Originally posted November 8, 2019
Here is an excerpt:
"Due to our concerns about malicious applications of the technology, we are not releasing the trained model," wrote OpenAI in a February blog post, released when it made the announcement. "As an experiment in responsible disclosure, we are instead releasing a much smaller model for researchers to experiment with, as well as a technical paper."
At that time, the organisation released only a very limited version of the tool, which used 124 million parameters. It has released more complex versions ever since, and has now made the full version available.
The full version is more convincing than the smaller one, but only "marginally". The relatively limited increase in credibility was part of what encouraged the researchers to make it available, they said.
It hopes that the release can partly help the public understand how such a tool could be misused, and help inform discussions among experts about how that danger can be mitigated.
In February, researchers said that there was a variety of ways that malicious people could misuse the programme.
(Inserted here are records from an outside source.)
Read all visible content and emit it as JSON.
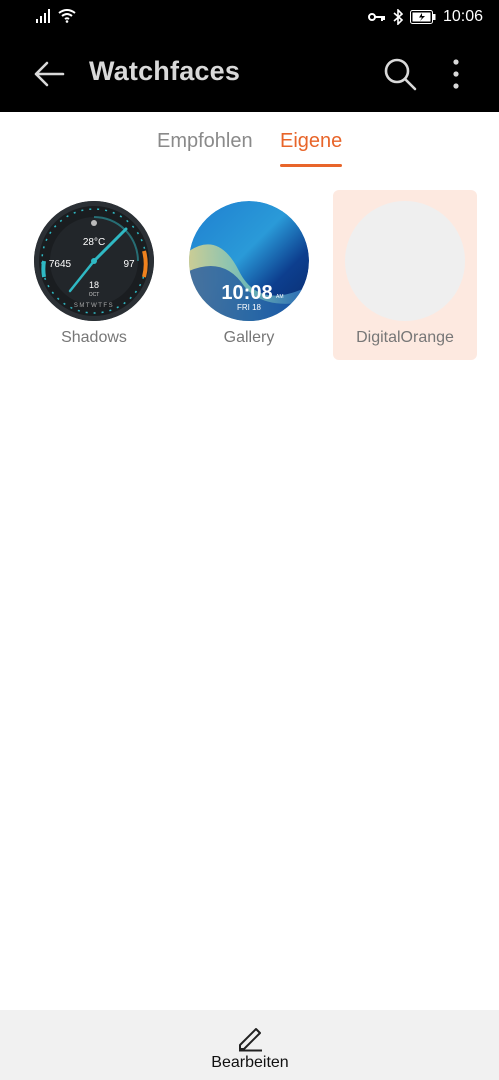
{
  "status_bar": {
    "time": "10:06",
    "icons": [
      "signal-icon",
      "wifi-icon",
      "key-icon",
      "bluetooth-icon",
      "battery-icon"
    ]
  },
  "app_bar": {
    "title": "Watchfaces",
    "icons": [
      "back-arrow-icon",
      "search-icon",
      "more-vert-icon"
    ]
  },
  "tabs": [
    {
      "label": "Empfohlen",
      "active": false
    },
    {
      "label": "Eigene",
      "active": true
    }
  ],
  "watchfaces": [
    {
      "name": "Shadows",
      "steps": "7645",
      "temp": "28°C",
      "heart": "97",
      "date": "18",
      "month": "OCT",
      "days": "SMTWTFS",
      "selected": false
    },
    {
      "name": "Gallery",
      "time": "10:08",
      "ampm": "AM",
      "date": "FRI 18",
      "selected": false
    },
    {
      "name": "DigitalOrange",
      "selected": true
    }
  ],
  "bottom_bar": {
    "edit_label": "Bearbeiten"
  },
  "colors": {
    "accent": "#e8652a",
    "selected_bg": "#fde9e0",
    "bar_bg": "#000000"
  }
}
The outputted text could be used to create misleading news articles, impersonate other people, automatically create abusive or fake content for social media or to use to spam people with – along with a variety of possible uses that might not even have been imagined yet, they noted.
Such misuses would require the public to become more critical about the text they read online, which could have been generated by artificial intelligence, they said.
The info is here.